As we started heading south the landscape changed around us, we waved goodbye to the mountains and joined the motorway for the first time in weeks! Surrounded by the unfamiliar sight of buildings, people and traffic, it was clear we were no longer in the highlands.
Although we were missing the scenery already there was still plenty more adventure to be had and we couldn’t wait.
Late afternoon we arrived at our last campsite north of the Scottish border- Strathclyde Country Park, in Glasgow. At a great location for exploring the local areas and close to the main road, it was ideally situated for the things we wanted to do while we were there.
The site itself was very good, the wardens were friendly as always and the disabled shower room was nice and spacious.
We spent the rest of the night relaxing in the evening sun after popping out to the local Asda for some supplies.
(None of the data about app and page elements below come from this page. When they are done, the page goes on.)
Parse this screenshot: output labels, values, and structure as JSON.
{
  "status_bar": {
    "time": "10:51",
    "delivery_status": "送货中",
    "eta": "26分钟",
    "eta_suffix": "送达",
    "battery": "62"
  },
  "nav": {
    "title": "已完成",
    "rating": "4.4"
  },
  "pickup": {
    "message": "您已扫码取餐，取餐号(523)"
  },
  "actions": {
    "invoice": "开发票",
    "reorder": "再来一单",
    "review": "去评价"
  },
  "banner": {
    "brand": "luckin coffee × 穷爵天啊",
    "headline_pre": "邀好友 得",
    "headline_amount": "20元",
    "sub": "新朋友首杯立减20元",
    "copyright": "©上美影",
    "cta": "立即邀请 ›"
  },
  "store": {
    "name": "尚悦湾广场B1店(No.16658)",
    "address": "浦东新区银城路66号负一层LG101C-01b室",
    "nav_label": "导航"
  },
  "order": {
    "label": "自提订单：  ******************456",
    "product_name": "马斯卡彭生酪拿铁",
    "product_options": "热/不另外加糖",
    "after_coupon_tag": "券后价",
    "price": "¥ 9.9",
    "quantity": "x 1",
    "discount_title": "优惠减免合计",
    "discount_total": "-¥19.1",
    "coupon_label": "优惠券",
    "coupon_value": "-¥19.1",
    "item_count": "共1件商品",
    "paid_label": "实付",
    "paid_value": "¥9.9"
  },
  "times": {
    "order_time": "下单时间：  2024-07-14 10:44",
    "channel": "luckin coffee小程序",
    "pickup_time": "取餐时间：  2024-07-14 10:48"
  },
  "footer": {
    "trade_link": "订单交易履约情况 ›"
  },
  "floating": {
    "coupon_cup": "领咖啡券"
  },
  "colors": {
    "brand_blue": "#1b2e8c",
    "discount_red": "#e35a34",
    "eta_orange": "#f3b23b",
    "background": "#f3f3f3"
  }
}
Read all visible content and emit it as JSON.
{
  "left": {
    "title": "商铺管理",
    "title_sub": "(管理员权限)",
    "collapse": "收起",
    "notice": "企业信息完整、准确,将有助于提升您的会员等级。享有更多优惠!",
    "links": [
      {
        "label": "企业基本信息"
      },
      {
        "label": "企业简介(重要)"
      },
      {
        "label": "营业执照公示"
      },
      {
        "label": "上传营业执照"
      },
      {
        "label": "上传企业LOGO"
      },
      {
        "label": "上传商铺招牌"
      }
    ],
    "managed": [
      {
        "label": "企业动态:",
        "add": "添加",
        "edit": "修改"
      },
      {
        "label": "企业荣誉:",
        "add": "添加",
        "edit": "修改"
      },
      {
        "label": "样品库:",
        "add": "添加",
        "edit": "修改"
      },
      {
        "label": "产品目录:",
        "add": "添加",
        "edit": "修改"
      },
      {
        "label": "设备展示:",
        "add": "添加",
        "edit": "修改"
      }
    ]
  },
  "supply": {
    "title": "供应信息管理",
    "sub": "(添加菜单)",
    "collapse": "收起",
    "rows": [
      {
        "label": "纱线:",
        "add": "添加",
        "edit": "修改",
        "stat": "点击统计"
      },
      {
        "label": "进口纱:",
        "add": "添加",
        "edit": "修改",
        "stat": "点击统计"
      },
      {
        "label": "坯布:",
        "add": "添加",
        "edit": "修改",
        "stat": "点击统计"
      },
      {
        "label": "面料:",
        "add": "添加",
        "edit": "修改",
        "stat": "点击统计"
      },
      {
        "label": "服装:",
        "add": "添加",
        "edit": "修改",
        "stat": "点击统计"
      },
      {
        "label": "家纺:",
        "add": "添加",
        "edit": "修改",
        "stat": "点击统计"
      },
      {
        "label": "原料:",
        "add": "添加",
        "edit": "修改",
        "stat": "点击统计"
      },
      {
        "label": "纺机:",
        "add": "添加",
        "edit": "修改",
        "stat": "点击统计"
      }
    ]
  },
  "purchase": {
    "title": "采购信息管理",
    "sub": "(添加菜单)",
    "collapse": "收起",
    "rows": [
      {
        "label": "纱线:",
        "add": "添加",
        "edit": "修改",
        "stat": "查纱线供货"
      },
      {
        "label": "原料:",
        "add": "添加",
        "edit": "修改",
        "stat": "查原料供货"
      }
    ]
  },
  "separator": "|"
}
It literally was “popping out” as the store was only 3 miles away, and we had gotten used to having to drive at least half an hour to the nearest shop!
After a much needed sleep we headed out to Falkirk, and our first stop was the Falkirk wheel. This magnificent piece of engineering connects the Forth and Clyde Canal with the Union Canal, lifting the boats from one to the other. We arrived at the perfect time and it sprung into action, a canal boat sailed into the bottom section and the wheel started turning.
We had a lovely wander around and stopped for drinks in the cafe before heading to our next stop, the Kelpies.
Just a short drive away (or a 4 mile walk if you fancy it), sit the two huge horse heads, beautifully sculpted from metal. At 30 meters tall they are the largest equine sculptures in the world!
And with a smooth tarmac path leading from the car park it was a lovely place to go for a Sunday afternoon stroll.
Waking up to another gloriously sunny day it was too nice to be leaving Scotland, so we decided to stay an extra night. Making the most of our last day we headed back towards the highlands, and Loch Lomond. We had heard great things about it, so we were looking forward to exploring it more, and on such a perfect day!
Entertaining Stephen with my rendition of “The bonnie banks o’ Loch Lomond” as we made our way up the very scenic A82, the journey flew by (although Stephen might disagree).
At the north end of the Loch we found our first stop- The Falls of Falloch. After parking up we made our way along the short woodland walk, with the sound of rushing water getting closer. Suddenly the trees opened out and the waterfall came into view, you’d never know we were literally just off the main road!
It opened out to a lovely seating area and through the trees was a discreet and very wheelchair accessible walkway, leading to a lookout point giving you fantastic views of the waterfall from above.
I could’ve spent ages here just watching the water flow, but it was time to make a move.
Driving back along the edge of Loch Lomond we were treated again to breathtaking views, and passing a few viewpoints along the way we just couldn’t resist stopping. My personal favourite was a carpark with a little walkway to the edge of the Loch. I just love the way the tunnel frames the picture perfect view.
Unsure where to head next we just got in the car and drove, eventually finding ourselves at a place called Loch Lomond Shores. Getting out to explore, we were pleasantly surprised! There was so much more there than we expected, shops, walks, a beach, aquarium, birds of prey and much more- all surrounded by a stunning landscape!
After wandering around the shops and picking up a couple of little Scottish souvenirs we headed back outside to explore. Strolling down the beach the shallow sand meant that I could get my chair down to the shore for the first time in a very long time!
Sitting on the bonnie banks of Loch Lomond, eating ice cream in the late afternoon sun, things couldn’t get much better. It was a perfect end to our fantastic last day in Scotland.